After WWII in New York’s Chinatown, there are plenty of men, but very few women. Ben Loy is sent by his family to the family hometown in China to meet his arranged bride. Everything is great with the young couple until they return to NYC, and suddenly pressure from the community to start a family becomes too much for the young husband.

The Contender

The Contender (2000) R
I regularly recommend The Contender as one of the best political movies I’ve ever seen. Joan Allen stars as Laine Hanson, a woman the U.S. President (Jeff Bridges) wants as his Vice President after the untimely death in office of the current VP. Others involved include William Peterson playing a respected governor that others want to fill that position, and Gary Oldman as a powerful Congressman who uncovers some information that may torpedo Hanson’s chances. This intelligent and suspenseful drama has first rate performances from a strong cast. Full disclosure: this movie has a liberal point of view about privacy and standing up for your beliefs.

The Diving Bell and the Butterfly

The Diving Bell and the Butterfly (2007) PG-13
A truly amazing film about the human spirit. The scenery is beautiful and the filming extraordinary. Jean Bauby, the French editor of Elle magazine, suffers a stroke and suffers from “locked-in” syndrome. He is trapped in his own body (which is useless) but his mind still functions normally. He is paralyzed except for his left eye. By blinking one letter at a time, with the help of his caregiver, he writes a memoir.

Based on Bauby’s 1997 memoir of the same name.
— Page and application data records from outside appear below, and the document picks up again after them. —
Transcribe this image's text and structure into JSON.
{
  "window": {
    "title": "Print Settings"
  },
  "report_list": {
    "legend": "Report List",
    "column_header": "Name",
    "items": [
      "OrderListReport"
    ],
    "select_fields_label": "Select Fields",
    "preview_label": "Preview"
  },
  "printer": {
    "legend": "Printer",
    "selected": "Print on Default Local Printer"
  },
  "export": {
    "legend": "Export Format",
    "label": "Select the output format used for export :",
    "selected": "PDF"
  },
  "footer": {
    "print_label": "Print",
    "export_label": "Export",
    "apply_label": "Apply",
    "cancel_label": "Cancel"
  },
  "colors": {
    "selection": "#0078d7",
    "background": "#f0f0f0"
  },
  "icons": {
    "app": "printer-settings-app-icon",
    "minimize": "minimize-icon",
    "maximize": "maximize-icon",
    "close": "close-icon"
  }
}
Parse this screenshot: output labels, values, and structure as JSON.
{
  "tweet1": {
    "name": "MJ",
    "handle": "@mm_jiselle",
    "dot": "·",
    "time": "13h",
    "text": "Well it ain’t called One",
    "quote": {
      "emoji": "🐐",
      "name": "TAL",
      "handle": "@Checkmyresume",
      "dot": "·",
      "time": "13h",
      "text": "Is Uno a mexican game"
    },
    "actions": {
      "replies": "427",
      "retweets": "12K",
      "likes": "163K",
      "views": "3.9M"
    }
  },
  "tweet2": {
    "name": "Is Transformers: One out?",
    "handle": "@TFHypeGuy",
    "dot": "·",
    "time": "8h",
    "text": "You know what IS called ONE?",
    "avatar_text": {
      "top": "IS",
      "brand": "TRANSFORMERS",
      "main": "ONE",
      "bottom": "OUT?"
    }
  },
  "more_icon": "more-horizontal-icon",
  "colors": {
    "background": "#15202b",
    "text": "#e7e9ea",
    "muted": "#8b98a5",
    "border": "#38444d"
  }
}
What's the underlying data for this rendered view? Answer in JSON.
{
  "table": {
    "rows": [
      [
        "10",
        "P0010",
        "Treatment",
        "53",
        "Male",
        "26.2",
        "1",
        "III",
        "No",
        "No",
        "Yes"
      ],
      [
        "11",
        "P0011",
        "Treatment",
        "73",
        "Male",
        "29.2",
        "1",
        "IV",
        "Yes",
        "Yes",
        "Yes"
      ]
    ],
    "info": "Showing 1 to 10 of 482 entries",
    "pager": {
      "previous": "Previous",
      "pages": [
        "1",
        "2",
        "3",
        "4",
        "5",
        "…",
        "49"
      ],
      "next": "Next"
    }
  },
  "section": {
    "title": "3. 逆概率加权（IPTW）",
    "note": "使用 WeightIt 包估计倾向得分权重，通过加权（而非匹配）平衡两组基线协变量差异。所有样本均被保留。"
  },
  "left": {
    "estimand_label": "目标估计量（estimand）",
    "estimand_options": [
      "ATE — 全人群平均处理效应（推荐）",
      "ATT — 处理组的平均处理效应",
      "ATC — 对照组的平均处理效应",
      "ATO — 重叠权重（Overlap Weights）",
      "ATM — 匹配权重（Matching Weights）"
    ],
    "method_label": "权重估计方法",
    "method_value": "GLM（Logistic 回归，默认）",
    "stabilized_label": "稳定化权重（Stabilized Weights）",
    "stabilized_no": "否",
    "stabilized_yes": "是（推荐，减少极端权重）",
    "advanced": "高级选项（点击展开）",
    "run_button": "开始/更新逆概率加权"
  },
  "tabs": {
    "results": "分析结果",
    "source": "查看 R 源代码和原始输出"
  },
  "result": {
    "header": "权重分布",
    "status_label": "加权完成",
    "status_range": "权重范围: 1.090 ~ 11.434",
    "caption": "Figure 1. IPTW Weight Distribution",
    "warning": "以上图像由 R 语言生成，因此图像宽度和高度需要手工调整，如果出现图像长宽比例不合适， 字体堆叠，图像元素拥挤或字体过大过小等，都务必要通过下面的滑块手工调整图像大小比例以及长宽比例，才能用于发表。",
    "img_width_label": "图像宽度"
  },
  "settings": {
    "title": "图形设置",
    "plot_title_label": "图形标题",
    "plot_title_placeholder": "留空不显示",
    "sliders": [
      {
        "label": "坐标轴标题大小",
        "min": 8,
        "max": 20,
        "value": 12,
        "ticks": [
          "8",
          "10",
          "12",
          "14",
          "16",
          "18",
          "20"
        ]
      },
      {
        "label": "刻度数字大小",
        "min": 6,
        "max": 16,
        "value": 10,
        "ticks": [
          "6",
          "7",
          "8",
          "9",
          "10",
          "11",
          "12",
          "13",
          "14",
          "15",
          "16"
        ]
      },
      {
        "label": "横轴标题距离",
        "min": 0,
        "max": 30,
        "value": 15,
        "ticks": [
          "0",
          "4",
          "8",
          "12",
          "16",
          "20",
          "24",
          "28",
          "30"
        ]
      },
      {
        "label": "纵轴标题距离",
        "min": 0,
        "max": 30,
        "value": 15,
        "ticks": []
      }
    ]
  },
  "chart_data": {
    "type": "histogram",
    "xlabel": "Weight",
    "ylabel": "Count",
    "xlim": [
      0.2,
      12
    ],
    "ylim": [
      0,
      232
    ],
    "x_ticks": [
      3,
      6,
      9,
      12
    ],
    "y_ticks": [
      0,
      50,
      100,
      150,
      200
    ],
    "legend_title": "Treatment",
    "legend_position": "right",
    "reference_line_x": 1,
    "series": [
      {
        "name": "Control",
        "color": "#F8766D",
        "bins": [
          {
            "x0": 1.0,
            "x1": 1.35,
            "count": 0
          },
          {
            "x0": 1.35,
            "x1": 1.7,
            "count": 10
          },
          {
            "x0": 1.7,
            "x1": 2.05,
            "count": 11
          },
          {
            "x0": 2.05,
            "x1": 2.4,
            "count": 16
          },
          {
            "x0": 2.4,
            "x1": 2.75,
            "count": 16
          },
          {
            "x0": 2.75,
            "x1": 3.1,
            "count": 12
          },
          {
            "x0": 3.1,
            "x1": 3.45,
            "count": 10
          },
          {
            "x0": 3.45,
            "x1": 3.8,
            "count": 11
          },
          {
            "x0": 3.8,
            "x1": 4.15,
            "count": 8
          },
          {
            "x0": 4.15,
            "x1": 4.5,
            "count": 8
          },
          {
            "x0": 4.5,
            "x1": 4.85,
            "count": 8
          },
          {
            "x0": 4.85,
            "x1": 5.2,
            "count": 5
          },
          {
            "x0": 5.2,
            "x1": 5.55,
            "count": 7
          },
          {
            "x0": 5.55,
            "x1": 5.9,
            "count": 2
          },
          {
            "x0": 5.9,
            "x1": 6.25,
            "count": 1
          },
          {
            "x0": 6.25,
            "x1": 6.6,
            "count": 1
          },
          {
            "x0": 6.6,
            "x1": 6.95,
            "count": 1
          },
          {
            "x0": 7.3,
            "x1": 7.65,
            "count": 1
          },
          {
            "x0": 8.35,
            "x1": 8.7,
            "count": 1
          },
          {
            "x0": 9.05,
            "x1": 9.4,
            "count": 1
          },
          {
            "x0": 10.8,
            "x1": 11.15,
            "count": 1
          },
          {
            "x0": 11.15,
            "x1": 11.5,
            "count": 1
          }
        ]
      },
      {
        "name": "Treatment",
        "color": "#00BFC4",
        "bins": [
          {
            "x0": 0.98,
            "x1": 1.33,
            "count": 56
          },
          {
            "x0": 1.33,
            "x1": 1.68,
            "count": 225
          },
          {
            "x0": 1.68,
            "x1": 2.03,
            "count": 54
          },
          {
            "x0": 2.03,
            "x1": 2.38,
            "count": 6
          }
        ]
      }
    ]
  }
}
Check out the article to find out which parts of the movie are based in fact.

In French with English subtitles.

Double Wedding

Double Wedding (1937)
In addition to their six Thin Man movies, William Powell and Myrna Loy made many other comedies and dramas together. In Double Wedding, Loy is Margit, the controlling head of her family who has specially chosen sad-sack cousin Waldo to marry younger sister Irene. When Irene seems to be more interested in madcap Charlie Lodge (Powell), a Bohemian artist who lives in a trailer, Loy moves in to break up the supposed romance.